▶ [Data supplied]:
════
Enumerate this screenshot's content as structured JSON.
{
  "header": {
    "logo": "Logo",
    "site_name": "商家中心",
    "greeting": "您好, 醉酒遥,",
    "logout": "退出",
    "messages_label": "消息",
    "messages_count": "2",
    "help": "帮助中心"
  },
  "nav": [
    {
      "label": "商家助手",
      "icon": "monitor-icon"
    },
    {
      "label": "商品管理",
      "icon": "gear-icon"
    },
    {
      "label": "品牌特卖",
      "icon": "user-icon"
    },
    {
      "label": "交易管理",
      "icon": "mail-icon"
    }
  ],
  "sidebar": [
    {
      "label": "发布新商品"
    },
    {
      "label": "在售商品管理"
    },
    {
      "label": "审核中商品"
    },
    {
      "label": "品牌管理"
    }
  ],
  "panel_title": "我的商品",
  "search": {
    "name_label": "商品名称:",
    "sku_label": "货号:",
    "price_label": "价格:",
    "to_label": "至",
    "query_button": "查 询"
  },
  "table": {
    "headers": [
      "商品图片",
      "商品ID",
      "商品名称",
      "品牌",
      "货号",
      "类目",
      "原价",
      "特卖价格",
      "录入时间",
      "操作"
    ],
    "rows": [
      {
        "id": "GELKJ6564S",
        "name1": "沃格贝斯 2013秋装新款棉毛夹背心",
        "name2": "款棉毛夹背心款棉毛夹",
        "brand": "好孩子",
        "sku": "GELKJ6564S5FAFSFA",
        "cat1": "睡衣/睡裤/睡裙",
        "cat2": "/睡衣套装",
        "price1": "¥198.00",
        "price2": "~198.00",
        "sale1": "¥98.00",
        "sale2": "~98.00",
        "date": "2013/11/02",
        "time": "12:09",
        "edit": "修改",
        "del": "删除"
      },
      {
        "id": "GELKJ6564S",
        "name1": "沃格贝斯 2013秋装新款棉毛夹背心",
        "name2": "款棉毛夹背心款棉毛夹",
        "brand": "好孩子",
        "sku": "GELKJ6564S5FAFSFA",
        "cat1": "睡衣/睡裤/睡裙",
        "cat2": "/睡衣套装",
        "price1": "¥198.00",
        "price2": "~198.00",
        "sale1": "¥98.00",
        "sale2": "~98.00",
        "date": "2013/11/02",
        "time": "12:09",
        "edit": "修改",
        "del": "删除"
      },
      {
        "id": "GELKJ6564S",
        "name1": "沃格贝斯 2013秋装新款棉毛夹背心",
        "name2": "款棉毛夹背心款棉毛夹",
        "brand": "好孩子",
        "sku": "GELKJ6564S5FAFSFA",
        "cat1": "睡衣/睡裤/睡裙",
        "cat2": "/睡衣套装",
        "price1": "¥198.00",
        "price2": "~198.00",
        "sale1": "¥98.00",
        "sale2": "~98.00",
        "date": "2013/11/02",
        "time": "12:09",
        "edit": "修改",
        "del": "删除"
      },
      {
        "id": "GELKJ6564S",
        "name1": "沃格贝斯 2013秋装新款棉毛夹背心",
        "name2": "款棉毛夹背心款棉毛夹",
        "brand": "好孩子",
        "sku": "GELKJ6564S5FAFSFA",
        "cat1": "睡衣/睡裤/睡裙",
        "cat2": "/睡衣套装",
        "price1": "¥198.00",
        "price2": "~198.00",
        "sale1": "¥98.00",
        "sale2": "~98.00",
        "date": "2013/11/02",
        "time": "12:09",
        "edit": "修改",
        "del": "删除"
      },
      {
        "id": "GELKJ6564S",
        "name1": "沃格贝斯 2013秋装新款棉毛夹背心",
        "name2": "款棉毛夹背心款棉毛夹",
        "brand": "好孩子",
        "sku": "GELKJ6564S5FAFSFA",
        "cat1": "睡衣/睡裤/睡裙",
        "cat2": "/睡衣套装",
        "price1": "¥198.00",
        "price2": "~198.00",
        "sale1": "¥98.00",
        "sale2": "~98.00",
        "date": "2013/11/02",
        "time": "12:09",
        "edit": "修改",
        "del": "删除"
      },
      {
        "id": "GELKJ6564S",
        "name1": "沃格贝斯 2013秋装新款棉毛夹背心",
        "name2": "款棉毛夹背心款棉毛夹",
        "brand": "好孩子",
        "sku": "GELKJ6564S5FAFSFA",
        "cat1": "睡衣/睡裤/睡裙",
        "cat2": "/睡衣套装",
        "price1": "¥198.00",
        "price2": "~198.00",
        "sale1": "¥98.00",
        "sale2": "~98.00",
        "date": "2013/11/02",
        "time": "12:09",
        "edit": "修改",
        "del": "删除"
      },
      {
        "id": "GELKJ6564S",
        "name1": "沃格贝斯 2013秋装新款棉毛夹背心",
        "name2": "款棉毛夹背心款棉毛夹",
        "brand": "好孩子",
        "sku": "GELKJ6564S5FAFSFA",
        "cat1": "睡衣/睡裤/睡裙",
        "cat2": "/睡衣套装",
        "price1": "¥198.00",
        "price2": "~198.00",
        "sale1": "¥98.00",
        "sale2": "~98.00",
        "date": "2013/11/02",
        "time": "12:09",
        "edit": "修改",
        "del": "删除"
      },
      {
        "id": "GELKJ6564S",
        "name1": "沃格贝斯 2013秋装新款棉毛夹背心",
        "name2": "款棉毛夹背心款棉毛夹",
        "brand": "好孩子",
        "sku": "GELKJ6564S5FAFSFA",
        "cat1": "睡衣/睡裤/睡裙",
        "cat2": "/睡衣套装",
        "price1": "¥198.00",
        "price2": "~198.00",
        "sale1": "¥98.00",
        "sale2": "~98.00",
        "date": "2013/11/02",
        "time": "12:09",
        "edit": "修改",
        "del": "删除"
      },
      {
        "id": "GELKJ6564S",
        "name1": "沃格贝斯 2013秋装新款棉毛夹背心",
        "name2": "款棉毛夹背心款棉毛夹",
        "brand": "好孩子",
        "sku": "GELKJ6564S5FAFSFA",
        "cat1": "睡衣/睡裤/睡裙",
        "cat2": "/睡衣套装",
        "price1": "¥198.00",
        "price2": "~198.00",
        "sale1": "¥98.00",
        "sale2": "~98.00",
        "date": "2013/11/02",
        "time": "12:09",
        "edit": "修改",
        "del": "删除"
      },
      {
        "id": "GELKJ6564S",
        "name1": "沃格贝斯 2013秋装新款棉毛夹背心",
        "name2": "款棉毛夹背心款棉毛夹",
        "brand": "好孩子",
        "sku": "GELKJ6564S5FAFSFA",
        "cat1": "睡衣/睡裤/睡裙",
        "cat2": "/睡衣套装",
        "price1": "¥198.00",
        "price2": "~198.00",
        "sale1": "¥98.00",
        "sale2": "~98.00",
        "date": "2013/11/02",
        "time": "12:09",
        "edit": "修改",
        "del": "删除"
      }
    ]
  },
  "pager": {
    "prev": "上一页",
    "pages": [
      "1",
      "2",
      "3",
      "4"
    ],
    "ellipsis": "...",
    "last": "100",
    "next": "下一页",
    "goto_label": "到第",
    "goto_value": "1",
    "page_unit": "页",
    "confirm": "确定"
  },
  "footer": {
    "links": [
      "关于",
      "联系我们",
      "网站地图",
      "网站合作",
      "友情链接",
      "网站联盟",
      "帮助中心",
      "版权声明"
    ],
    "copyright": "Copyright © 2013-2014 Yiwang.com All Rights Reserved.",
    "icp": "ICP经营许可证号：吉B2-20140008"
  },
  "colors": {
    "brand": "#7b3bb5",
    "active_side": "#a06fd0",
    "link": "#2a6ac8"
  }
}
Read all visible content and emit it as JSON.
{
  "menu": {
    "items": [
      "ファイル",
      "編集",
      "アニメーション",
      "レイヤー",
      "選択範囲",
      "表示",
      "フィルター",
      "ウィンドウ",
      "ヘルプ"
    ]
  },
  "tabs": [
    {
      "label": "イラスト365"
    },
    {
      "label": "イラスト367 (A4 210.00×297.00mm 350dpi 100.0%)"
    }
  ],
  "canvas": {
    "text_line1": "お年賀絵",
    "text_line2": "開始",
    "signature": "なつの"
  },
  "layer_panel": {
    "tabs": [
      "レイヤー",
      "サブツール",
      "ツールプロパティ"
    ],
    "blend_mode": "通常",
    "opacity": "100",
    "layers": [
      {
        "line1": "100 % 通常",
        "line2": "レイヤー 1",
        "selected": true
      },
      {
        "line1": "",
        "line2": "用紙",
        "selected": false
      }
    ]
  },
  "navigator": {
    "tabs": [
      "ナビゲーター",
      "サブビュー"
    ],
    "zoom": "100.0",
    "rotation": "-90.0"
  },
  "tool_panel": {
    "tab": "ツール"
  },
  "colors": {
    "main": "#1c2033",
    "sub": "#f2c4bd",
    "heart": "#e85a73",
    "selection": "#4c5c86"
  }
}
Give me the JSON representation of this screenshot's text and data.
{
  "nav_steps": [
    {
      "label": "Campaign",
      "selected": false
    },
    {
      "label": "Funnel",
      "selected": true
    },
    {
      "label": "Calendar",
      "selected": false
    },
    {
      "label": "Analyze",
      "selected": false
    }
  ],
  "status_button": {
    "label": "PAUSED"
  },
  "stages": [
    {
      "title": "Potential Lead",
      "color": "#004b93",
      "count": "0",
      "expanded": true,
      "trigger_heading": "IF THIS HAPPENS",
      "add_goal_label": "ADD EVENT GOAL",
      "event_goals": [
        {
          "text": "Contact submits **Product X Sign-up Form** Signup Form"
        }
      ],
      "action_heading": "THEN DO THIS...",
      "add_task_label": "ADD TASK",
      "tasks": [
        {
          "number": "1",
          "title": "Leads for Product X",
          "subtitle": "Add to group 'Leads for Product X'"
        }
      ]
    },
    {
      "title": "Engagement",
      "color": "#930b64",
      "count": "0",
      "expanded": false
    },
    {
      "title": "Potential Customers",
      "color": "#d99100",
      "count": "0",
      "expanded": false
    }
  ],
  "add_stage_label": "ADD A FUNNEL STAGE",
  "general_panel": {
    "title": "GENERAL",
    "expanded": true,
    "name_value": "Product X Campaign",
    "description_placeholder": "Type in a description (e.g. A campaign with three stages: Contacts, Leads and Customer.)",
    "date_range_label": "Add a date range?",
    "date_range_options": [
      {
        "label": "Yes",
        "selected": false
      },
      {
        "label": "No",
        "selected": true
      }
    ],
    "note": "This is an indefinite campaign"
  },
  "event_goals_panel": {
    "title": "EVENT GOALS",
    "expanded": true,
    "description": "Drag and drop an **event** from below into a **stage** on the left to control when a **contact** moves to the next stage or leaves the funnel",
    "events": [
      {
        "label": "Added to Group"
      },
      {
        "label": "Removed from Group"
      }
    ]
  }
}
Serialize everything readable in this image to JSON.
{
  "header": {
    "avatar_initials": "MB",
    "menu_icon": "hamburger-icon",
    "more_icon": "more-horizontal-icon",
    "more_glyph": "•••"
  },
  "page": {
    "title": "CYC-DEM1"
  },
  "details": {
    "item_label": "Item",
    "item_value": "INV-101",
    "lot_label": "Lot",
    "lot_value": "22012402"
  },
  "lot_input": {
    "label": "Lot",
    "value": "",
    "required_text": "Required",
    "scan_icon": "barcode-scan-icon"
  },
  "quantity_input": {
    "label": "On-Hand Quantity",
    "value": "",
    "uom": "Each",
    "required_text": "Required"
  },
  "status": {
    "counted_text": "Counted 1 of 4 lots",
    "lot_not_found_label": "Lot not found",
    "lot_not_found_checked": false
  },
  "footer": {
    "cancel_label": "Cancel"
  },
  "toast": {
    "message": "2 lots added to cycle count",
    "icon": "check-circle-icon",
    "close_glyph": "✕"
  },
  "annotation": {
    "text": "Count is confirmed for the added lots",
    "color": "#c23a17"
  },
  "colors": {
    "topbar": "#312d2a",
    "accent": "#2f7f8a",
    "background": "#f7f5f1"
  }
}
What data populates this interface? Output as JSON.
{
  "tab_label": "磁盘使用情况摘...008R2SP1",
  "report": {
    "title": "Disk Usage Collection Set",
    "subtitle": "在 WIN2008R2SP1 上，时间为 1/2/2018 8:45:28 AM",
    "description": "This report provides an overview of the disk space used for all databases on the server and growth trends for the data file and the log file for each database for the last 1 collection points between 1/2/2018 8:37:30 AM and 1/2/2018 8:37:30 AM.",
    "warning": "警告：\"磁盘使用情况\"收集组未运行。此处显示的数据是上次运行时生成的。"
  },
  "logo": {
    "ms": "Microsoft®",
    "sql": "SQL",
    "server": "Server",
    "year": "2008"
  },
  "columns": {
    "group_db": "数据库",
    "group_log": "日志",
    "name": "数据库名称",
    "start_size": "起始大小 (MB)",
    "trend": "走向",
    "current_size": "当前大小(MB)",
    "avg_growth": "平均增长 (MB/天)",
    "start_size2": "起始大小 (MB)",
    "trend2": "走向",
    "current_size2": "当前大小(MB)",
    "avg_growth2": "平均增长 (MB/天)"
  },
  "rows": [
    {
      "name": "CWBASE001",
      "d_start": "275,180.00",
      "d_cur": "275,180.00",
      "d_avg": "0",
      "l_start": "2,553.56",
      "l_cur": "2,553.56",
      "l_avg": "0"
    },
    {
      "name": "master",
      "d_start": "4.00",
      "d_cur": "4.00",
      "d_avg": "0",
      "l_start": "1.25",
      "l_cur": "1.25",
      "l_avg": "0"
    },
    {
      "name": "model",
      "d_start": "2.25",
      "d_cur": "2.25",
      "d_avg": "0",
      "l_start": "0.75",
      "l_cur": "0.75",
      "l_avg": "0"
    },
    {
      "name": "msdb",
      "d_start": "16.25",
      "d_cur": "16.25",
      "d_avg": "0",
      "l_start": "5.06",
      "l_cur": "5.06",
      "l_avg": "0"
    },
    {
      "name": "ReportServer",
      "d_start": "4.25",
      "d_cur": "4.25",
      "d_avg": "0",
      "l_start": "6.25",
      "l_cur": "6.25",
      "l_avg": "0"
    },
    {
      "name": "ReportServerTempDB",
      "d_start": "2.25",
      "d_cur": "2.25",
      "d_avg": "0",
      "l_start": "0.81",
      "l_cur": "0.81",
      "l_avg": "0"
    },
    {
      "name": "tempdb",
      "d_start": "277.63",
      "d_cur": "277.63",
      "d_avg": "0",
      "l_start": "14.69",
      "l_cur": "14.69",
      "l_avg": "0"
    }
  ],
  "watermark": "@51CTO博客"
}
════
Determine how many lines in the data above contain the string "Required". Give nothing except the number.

▶ [Task output]: 2